(Provided material)

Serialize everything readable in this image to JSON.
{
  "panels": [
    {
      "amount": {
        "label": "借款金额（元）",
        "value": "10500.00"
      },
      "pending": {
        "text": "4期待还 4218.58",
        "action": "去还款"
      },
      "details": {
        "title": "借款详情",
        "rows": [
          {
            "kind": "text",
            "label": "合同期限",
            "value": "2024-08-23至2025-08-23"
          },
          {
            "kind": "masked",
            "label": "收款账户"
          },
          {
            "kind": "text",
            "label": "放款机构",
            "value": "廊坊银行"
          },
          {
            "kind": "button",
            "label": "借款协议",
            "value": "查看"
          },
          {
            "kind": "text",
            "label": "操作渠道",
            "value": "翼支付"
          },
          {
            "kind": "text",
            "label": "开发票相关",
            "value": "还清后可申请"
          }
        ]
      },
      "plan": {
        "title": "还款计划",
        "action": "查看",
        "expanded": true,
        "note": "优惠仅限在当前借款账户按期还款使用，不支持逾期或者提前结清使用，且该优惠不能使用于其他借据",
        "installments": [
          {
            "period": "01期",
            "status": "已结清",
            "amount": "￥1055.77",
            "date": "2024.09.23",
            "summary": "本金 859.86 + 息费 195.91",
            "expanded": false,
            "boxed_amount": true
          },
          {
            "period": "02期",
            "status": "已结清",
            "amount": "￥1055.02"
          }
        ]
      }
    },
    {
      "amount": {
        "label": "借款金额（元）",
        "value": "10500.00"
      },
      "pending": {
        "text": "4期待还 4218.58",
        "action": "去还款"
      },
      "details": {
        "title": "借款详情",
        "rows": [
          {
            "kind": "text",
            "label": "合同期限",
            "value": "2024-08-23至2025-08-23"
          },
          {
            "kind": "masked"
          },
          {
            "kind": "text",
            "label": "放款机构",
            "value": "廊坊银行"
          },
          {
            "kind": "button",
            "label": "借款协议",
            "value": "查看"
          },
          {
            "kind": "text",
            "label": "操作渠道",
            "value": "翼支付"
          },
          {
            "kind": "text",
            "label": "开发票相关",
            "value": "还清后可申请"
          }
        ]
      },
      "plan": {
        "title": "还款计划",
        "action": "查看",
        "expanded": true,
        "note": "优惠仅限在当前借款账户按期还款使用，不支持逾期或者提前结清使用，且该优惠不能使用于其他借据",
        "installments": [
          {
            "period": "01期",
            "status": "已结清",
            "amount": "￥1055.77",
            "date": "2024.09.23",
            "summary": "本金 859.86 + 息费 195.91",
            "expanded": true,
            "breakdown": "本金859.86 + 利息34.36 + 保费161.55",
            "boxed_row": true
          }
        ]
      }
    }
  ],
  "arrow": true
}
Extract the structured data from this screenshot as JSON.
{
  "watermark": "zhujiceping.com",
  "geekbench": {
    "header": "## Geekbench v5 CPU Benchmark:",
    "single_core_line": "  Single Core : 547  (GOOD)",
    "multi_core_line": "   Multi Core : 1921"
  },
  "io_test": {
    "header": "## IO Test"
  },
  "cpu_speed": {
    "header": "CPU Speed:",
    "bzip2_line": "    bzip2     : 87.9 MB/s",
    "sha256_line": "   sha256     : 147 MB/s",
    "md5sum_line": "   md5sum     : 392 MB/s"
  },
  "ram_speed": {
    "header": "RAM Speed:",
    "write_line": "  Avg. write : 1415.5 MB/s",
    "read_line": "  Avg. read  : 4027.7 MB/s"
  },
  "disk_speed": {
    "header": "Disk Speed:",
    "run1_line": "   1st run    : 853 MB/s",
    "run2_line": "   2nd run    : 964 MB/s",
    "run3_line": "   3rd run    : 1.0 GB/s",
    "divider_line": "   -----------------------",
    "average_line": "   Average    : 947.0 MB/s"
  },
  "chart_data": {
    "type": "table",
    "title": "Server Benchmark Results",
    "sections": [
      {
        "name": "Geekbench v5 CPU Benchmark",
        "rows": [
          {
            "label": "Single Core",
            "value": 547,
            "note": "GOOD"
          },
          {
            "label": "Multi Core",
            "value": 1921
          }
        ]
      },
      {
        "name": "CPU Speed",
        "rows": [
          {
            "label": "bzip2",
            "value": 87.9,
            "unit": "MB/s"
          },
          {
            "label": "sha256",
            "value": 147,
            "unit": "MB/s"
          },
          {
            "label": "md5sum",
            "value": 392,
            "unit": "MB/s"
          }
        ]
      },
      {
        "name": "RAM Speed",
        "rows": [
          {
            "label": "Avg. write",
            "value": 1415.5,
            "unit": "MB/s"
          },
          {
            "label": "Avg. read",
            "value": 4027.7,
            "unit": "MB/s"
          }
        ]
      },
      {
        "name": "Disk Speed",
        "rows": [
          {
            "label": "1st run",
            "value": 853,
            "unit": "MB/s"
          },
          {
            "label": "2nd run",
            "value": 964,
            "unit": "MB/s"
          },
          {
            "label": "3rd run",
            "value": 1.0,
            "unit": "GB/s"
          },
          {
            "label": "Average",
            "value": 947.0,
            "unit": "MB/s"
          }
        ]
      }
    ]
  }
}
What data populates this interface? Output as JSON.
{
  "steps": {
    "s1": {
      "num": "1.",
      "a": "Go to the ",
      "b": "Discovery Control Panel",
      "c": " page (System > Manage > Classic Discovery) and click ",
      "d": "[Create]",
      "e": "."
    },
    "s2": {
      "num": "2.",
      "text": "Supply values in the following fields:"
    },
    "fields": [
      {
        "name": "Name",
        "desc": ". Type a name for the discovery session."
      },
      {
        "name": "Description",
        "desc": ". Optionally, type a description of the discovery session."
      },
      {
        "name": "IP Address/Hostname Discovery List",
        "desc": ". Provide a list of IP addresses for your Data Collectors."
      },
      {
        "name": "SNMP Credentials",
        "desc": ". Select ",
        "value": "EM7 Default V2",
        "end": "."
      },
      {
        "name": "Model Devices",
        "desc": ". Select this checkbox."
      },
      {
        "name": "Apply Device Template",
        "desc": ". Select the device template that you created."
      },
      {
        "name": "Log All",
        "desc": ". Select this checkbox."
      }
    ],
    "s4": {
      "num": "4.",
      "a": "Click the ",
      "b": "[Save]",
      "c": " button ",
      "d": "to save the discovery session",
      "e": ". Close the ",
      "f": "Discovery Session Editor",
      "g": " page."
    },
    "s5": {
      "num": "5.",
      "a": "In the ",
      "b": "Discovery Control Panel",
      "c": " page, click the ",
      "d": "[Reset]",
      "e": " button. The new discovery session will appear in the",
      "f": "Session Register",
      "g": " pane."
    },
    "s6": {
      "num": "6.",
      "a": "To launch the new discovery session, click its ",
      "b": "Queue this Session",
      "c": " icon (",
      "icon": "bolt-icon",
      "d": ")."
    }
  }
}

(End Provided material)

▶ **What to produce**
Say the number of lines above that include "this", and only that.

▶ **Exercise output**
6